(This article was reprinted in the online magazine of the “Institute for Ethics and Emerging Technologies,” December 7, 2014)
Many scientists believe that we will soon be able to preserve our consciousness indefinitely. There are a number of scenarios by which this might be accomplished, but so-called mind uploading is one of the most prominent. Mind uploading refers to a hypothetical process of copying the contents of a consciousness from a brain to a computational device. This could be done by copying and transferring these contents into a computer, or by piecemeal replacement with parts of the brain gradually replaced by hardware. Either way consciousness would no longer be running on a biological brain.
I am in no position to judge the feasibility of mind uploading; experts have both praised and pilloried its viability. Nor can I judge what it would be like to live in a virtual reality, given that I don’t even know what it’s like to be a dog or another person. And I don’t know if I would have subjective experiences inside a computer, in fact we don’t know how the brain gives rise to subjective experiences. So I certainly don’t know what it would be like to exist as a simulated mind inside a computer or a robotic body. What I do know is that the Oxford philosopher and futurist Nick Bostrom has argued that there is a good chance that we live in a simulation now. And if he’s right, then you are having subjective experiences inside a computer simulation as we you read this.
But does it make sense to think a mind program could run on something other than a brain? Isn’t subjective consciousness rooted in the biological brain? Yes, for the moment our mental software runs on the brain’s hardware. But there is no necessary reason that this has to be the case. If I told you a hundred years ago that some integrated silicon circuits will come to play chess better than grandmasters, model future climate change, recognize faces and voices, and solve famous mathematical problems, you would be astonished. Today you might reply, “but computers still can’t feel emotions or taste a strawberry.” And you are right they can’t—for now. But what about a thousand years from now? What about ten thousand or a million years from now? Do you really think that in a million years the best minds will run on carbon based brains?

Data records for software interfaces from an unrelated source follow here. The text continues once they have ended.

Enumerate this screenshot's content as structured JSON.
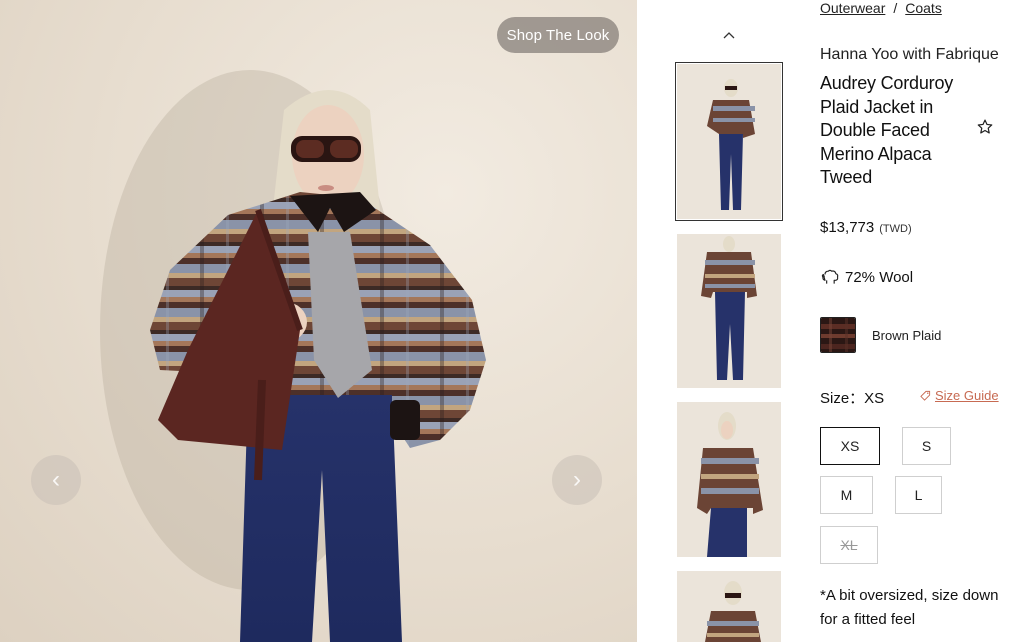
{
  "main_image": {
    "shop_the_look_label": "Shop The Look",
    "prev_arrow": "‹",
    "next_arrow": "›"
  },
  "thumbnails": {
    "up_icon": "chevron-up-icon",
    "selected_index": 0,
    "count_visible": 4
  },
  "product": {
    "breadcrumb": [
      "Outerwear",
      "Coats"
    ],
    "breadcrumb_separator": "/",
    "brand": "Hanna Yoo with Fabrique",
    "title": "Audrey Corduroy Plaid Jacket in Double Faced Merino Alpaca Tweed",
    "price": "$13,773",
    "currency": "(TWD)",
    "material": "72% Wool",
    "material_icon": "sheep-icon",
    "color_name": "Brown Plaid",
    "size_label": "Size：XS",
    "size_guide_label": "Size Guide",
    "sizes": [
      {
        "label": "XS",
        "state": "selected"
      },
      {
        "label": "S",
        "state": "available"
      },
      {
        "label": "M",
        "state": "available"
      },
      {
        "label": "L",
        "state": "available"
      },
      {
        "label": "XL",
        "state": "unavailable"
      }
    ],
    "fit_note": "*A bit oversized, size down for a fitted feel"
  },
  "colors": {
    "accent": "#c76a52",
    "selected_border": "#111111"
  }
}
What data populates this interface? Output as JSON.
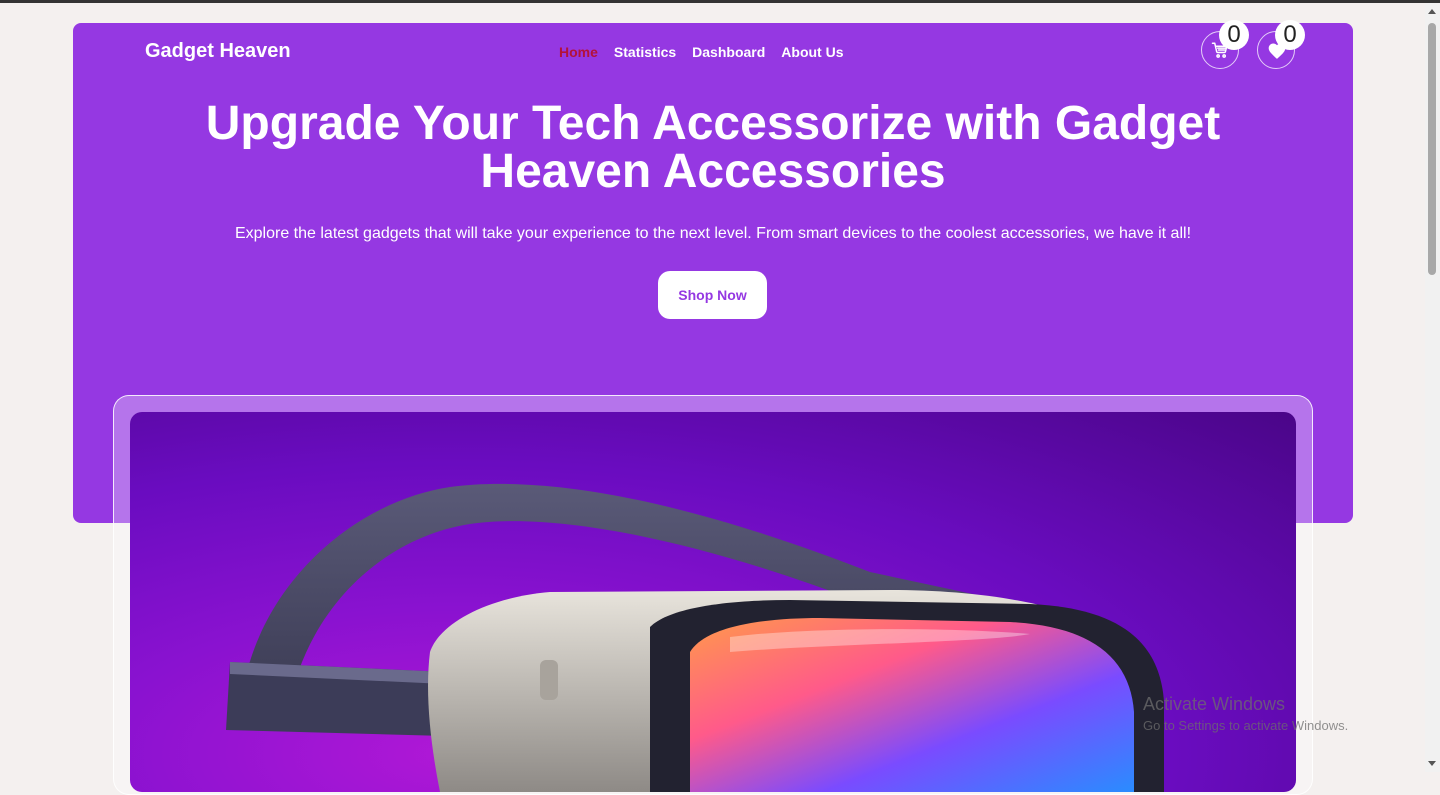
{
  "brand": "Gadget Heaven",
  "nav": {
    "items": [
      {
        "label": "Home",
        "active": true
      },
      {
        "label": "Statistics",
        "active": false
      },
      {
        "label": "Dashboard",
        "active": false
      },
      {
        "label": "About Us",
        "active": false
      }
    ]
  },
  "cart": {
    "count": "0",
    "icon": "cart-icon"
  },
  "wishlist": {
    "count": "0",
    "icon": "heart-icon"
  },
  "hero": {
    "title_line1": "Upgrade Your Tech Accessorize with Gadget",
    "title_line2": "Heaven Accessories",
    "subtitle": "Explore the latest gadgets that will take your experience to the next level. From smart devices to the coolest accessories, we have it all!",
    "cta": "Shop Now"
  },
  "banner": {
    "image": "vr-headset-image"
  },
  "watermark": {
    "title": "Activate Windows",
    "subtitle": "Go to Settings to activate Windows."
  },
  "colors": {
    "primary": "#9538e2",
    "active_nav": "#b3123a",
    "background": "#f4f0ef",
    "white": "#ffffff"
  }
}
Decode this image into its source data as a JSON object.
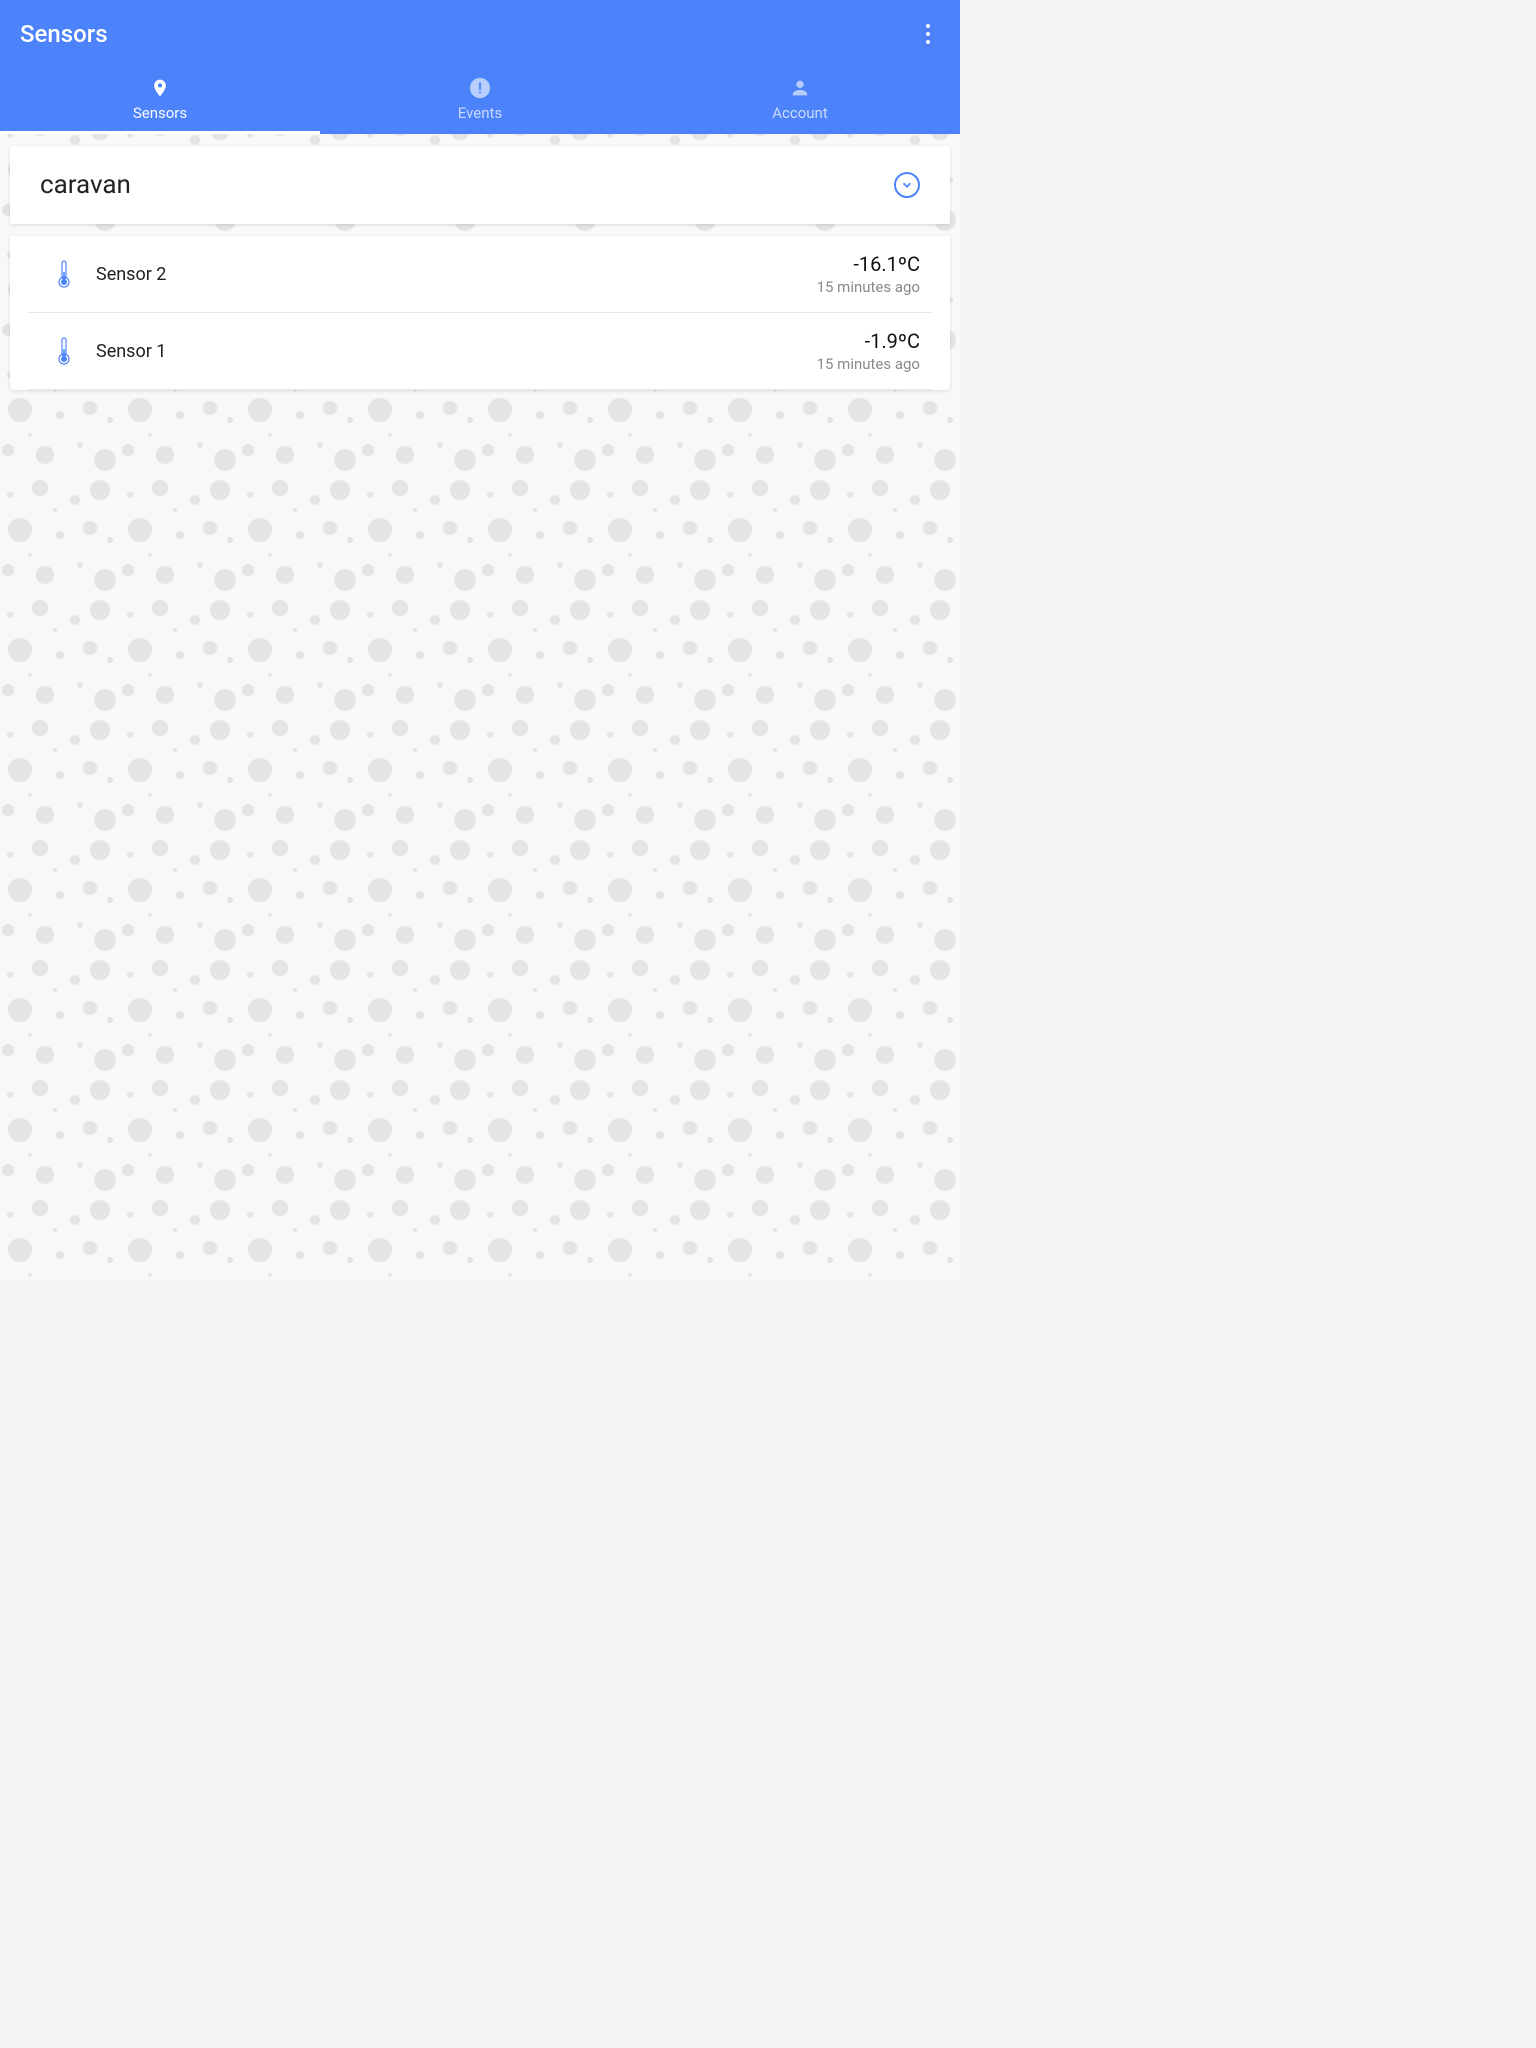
{
  "header": {
    "title": "Sensors"
  },
  "tabs": {
    "sensors": {
      "label": "Sensors"
    },
    "events": {
      "label": "Events"
    },
    "account": {
      "label": "Account"
    }
  },
  "group": {
    "title": "caravan"
  },
  "sensors": [
    {
      "name": "Sensor 2",
      "value": "-16.1ºC",
      "time": "15 minutes ago"
    },
    {
      "name": "Sensor 1",
      "value": "-1.9ºC",
      "time": "15 minutes ago"
    }
  ]
}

If you still find it astounding that minds could run on silicon chips, consider how absolutely remarkable it is that our minds run on meat! Imagine beings from another planet with cybernetic brains discovering that human brains are made of meat. That we are conscious and communicate by means of our meat brains. They would be amazed. They would find this as implausible as many of us do the idea that minds could run on silicon.
The key to understanding how mental software can run on non-biological hardware is to think of mental states not in terms of physical implementation but in terms of functions. Consider for example that one of the functions of the pancreas is to produce insulin which maintains the balance of sugar and salt in the body. It is easy to see that something else could perform this function, say a mechanical or silicon pancreas. Or consider an hourglass or an atomic clock. The function of both is to keep time yet they do this quite differently.
Analogously, if mental states are identified by their functional role then they too could be realized on other substrates, as long as the system performs the appropriate functions. In fact, once you have jettisoned the idea that your mind is a ghostly soul or a mysterious, impenetrable, non-physical substance, it is relatively easy to see that your mind program could run on something besides a brain. It is certainly easy enough to imagine self-conscious computers or intelligent aliens whose minds run on something other than biological brains. Of course there’s no way for us to know what it would be like to exist without a brain and body, but there’s no convincing reason to think one couldn’t have subjective experiences without physicality. Perhaps our experiences would be even richer without a brain and body.
We have so far ignored important philosophical questions like whether the consciousness transferred is you or just a copy of you. But I doubt that such existential worries will stop people from using technology to preserve their consciousness when oblivion is the alternative. We are changing every moment and few worry that we are only a copy of ourselves from ten years ago. We wake up every day as little more than a copy of what we were yesterday and few fret about that.
Perhaps an even more pressing concern is what one does inside a simulated reality for an indefinitely long time. This is the question recently raised by the prominent Princeton neuroscientist Michael Graziano. He argues that the question is not whether we will be able to upload our brains into a computer—he says we will—but what will become of us when we do. What will we do with all that time?
I suppose that some may get bored with eternity and prefer annihilation. Some would get bored with the heaven they say they desire. Some are bored now. So who wants to extend their consciousness so that they can love better and know more? Who wants to live long enough to have experiences that surpass our current ones in unimaginable ways? The answer is … many of us do. Many of us aren’t bored so easily. And if we get bored we can always delete the program.